Since the rates of GVH disease were so low, could umbilical cord blood that was not properly tissue matched to the recipient also work? The answer was yes. Once again Gluckman and her colleagues showed that the rate of GVH disease was rather low, and the rate of recovery in a group of 65 patients was quite high (87%). Such a treatment with unmatched bone marrow would be a disaster, since GVH disease would almost certainly result from such a treatment. The results of Gluckman’s small study were confirmed by a much larger study by Rubinstein and others in 1998.

Can cord blood be used to treat adults with similar maladies? Clinical studies have confirmed that the answer is yes. Survival rates from a host of clinical trials have ranged from 15%-70%, but clearly adults can benefit from umbilical cord blood transplantations. Once again, the rates of GVH disease were lower in umbilical cord blood recipients when compared to bone marrow recipients, but once again, the time required for bone marrow recovery was greater.

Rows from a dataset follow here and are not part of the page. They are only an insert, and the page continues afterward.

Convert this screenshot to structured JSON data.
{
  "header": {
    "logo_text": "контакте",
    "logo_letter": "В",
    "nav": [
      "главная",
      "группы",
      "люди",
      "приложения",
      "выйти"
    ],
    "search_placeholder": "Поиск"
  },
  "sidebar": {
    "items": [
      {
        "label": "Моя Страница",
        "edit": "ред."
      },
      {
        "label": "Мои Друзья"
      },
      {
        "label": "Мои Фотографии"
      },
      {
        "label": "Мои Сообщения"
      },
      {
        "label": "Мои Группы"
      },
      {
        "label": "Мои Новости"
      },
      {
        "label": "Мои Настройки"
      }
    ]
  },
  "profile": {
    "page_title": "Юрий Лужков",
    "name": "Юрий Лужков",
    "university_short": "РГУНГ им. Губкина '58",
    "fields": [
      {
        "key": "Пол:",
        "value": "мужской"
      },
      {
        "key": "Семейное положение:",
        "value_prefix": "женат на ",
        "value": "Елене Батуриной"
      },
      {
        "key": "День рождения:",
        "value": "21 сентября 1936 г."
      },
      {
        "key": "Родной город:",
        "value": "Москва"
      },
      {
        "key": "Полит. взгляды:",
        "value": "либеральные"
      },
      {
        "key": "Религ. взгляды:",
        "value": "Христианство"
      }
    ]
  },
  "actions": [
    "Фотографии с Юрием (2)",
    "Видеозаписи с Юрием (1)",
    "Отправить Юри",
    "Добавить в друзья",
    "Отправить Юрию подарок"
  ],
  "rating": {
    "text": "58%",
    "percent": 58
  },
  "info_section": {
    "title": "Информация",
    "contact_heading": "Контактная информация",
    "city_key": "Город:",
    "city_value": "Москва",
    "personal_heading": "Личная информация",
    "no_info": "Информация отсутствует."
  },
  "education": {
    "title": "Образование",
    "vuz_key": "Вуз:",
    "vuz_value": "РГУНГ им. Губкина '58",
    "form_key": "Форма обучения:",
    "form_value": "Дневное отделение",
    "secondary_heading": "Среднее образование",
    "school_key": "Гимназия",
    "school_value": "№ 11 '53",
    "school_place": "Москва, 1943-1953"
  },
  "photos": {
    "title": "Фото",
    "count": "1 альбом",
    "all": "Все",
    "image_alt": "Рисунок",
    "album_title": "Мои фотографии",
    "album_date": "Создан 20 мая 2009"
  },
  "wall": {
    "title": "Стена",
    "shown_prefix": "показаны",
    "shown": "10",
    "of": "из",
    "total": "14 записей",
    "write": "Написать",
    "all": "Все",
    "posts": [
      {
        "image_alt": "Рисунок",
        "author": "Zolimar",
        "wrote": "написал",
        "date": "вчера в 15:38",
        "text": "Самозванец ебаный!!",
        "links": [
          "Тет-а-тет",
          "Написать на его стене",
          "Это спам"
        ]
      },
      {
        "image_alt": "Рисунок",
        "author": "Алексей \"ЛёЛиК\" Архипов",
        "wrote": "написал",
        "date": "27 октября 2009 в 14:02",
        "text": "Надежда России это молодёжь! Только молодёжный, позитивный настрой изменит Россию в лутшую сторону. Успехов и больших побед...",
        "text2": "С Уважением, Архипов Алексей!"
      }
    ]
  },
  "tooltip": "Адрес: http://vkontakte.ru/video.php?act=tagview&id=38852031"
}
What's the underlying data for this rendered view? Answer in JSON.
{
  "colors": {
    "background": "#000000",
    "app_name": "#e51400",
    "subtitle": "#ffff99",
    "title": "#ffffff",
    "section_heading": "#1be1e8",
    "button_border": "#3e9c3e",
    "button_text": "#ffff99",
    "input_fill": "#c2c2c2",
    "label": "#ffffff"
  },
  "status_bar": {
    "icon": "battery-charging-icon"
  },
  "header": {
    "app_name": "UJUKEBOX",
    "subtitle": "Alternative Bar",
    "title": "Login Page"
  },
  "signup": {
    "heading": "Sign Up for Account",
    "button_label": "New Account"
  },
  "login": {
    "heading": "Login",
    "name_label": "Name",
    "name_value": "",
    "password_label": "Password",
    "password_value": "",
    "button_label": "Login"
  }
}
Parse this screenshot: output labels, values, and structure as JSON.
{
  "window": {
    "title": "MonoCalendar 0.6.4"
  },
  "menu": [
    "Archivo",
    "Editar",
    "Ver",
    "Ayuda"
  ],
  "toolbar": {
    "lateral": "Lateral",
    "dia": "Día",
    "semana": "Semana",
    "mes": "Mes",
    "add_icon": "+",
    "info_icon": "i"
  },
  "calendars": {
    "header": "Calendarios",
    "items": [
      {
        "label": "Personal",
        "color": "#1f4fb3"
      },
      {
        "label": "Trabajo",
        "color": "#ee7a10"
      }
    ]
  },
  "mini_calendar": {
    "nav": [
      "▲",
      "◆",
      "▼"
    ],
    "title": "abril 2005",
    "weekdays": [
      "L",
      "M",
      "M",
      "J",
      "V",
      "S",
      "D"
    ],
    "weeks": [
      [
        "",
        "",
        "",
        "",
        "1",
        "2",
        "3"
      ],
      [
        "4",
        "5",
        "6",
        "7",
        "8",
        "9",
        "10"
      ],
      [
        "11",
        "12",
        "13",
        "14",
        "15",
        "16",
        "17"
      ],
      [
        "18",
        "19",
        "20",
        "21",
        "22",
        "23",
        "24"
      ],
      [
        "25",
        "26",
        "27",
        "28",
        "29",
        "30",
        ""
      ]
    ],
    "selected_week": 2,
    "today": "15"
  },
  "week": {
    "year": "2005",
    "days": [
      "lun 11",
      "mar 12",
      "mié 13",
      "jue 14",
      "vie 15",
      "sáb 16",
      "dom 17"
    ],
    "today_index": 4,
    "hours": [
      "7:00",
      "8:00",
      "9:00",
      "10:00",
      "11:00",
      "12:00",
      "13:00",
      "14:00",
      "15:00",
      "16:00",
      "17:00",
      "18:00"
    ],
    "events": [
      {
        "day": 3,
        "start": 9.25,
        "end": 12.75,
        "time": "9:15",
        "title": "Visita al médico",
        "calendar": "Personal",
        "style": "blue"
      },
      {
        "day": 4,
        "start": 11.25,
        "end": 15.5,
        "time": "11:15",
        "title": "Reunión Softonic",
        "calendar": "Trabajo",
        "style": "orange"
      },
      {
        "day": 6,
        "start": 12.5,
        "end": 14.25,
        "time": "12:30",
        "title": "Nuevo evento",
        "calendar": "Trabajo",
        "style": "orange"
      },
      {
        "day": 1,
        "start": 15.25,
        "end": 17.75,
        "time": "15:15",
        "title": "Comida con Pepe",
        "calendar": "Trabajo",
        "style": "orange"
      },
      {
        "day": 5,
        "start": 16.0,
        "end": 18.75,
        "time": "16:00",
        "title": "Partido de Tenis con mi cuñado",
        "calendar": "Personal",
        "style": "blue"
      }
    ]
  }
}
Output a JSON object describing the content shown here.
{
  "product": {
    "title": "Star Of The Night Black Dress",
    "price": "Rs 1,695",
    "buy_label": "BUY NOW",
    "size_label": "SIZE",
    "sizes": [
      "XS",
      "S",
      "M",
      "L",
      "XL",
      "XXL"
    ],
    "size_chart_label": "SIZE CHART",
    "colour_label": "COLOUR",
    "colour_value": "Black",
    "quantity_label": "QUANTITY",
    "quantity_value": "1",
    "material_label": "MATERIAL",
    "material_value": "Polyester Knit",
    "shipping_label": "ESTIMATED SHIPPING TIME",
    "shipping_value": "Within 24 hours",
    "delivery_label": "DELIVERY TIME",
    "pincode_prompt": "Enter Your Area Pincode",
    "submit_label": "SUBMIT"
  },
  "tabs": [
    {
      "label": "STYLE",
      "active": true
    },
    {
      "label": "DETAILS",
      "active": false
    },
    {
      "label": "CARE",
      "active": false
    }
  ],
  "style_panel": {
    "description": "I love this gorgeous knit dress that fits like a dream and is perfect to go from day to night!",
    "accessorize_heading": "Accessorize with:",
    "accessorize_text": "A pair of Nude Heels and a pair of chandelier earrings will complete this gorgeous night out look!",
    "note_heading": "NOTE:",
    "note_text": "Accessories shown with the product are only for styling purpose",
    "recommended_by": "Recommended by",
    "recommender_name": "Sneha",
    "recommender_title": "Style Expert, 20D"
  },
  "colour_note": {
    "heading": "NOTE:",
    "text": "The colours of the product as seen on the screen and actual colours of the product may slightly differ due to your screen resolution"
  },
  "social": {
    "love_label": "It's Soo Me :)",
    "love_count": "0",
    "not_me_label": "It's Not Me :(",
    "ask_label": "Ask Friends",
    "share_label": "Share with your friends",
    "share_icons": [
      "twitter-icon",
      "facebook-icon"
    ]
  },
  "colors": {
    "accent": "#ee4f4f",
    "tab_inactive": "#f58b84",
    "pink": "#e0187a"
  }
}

In Minnesota, Wagner and his colleagues pioneered the use of “double umbilical cord blood grafts” in which umbilical cord blood is taken from two different babies to treat an adult patient. This overcomes the limited volume and cell numbers in an umbilical collection from a single donor. These are only used for patients who are very ill, but studies have shown that patients who have received double umbilical cord blood grafts have a ten-fold lower decrease in the risk of relapse of blood cancers.

Thus over the past two decades, umbilical cord blood transplants have become rather attractive sources of material to reconstitute bone marrow. Although low cell numbers are still a chronic problem with them, the ability to culture and expand these cells in culture may give a new life to this useful treatment.